▶ [YOUR ASSIGNMENT]: Please restate the data that follows word for word, with the pictures left out.

[[ RECORD SET, beginning ]]

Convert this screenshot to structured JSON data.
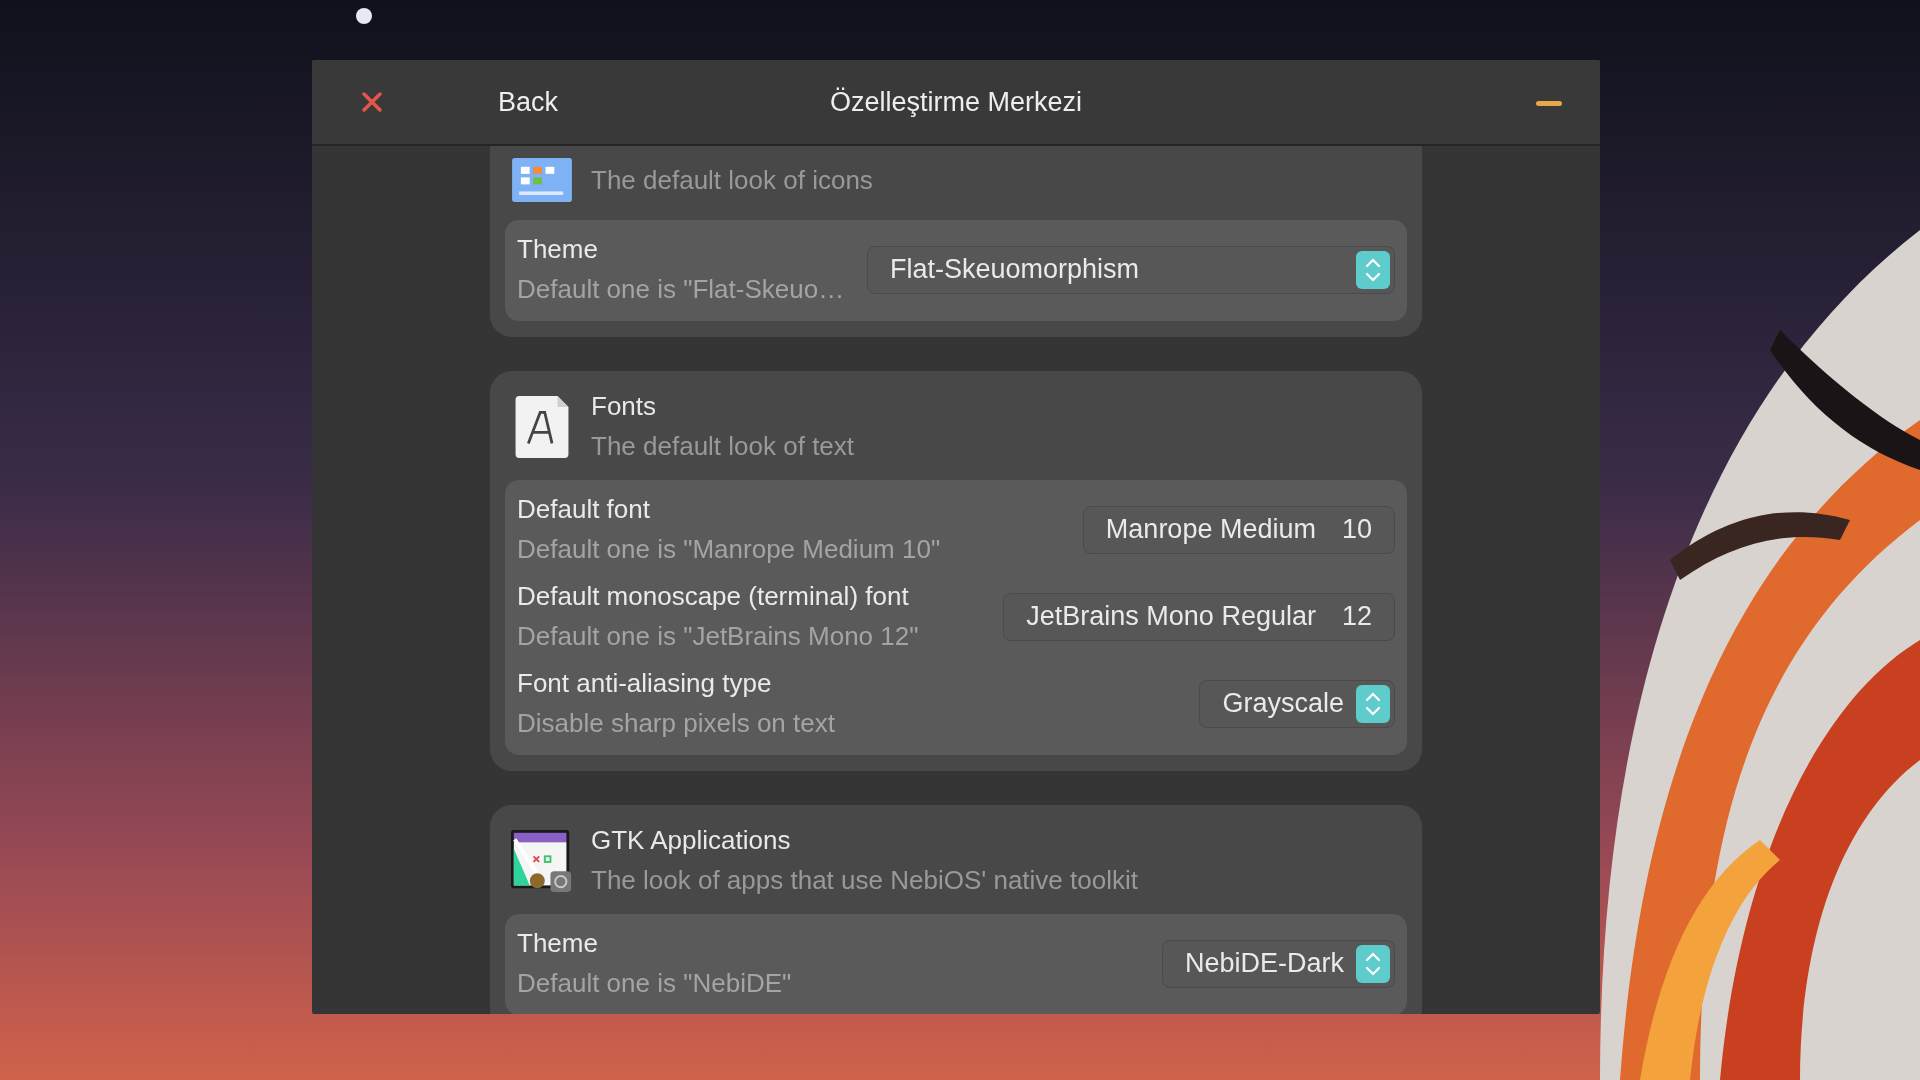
{
  "window": {
    "title": "Özelleştirme Merkezi",
    "back": "Back"
  },
  "sections": [
    {
      "kind": "icons",
      "subtitle": "The default look of icons",
      "rows": [
        {
          "kind": "dropdown",
          "label": "Theme",
          "hint": "Default one is \"Flat-Skeuo…",
          "value": "Flat-Skeuomorphism"
        }
      ]
    },
    {
      "kind": "fonts",
      "title": "Fonts",
      "subtitle": "The default look of text",
      "rows": [
        {
          "kind": "font",
          "label": "Default font",
          "hint": "Default one is \"Manrope Medium 10\"",
          "value": "Manrope Medium",
          "size": "10"
        },
        {
          "kind": "font",
          "label": "Default monoscape (terminal) font",
          "hint": "Default one is \"JetBrains Mono 12\"",
          "value": "JetBrains Mono Regular",
          "size": "12"
        },
        {
          "kind": "dropdown",
          "label": "Font anti-aliasing type",
          "hint": "Disable sharp pixels on text",
          "value": "Grayscale"
        }
      ]
    },
    {
      "kind": "gtk",
      "title": "GTK Applications",
      "subtitle": "The look of apps that use NebiOS' native toolkit",
      "rows": [
        {
          "kind": "dropdown",
          "label": "Theme",
          "hint": "Default one is \"NebiDE\"",
          "value": "NebiDE-Dark"
        }
      ]
    }
  ]
}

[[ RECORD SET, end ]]

▶ [TASK RESULT]:
Convert this screenshot to structured JSON data.
{
  "window": {
    "title": "Özelleştirme Merkezi",
    "back": "Back"
  },
  "sections": [
    {
      "kind": "icons",
      "subtitle": "The default look of icons",
      "rows": [
        {
          "kind": "dropdown",
          "label": "Theme",
          "hint": "Default one is \"Flat-Skeuo…",
          "value": "Flat-Skeuomorphism"
        }
      ]
    },
    {
      "kind": "fonts",
      "title": "Fonts",
      "subtitle": "The default look of text",
      "rows": [
        {
          "kind": "font",
          "label": "Default font",
          "hint": "Default one is \"Manrope Medium 10\"",
          "value": "Manrope Medium",
          "size": "10"
        },
        {
          "kind": "font",
          "label": "Default monoscape (terminal) font",
          "hint": "Default one is \"JetBrains Mono 12\"",
          "value": "JetBrains Mono Regular",
          "size": "12"
        },
        {
          "kind": "dropdown",
          "label": "Font anti-aliasing type",
          "hint": "Disable sharp pixels on text",
          "value": "Grayscale"
        }
      ]
    },
    {
      "kind": "gtk",
      "title": "GTK Applications",
      "subtitle": "The look of apps that use NebiOS' native toolkit",
      "rows": [
        {
          "kind": "dropdown",
          "label": "Theme",
          "hint": "Default one is \"NebiDE\"",
          "value": "NebiDE-Dark"
        }
      ]
    }
  ]
}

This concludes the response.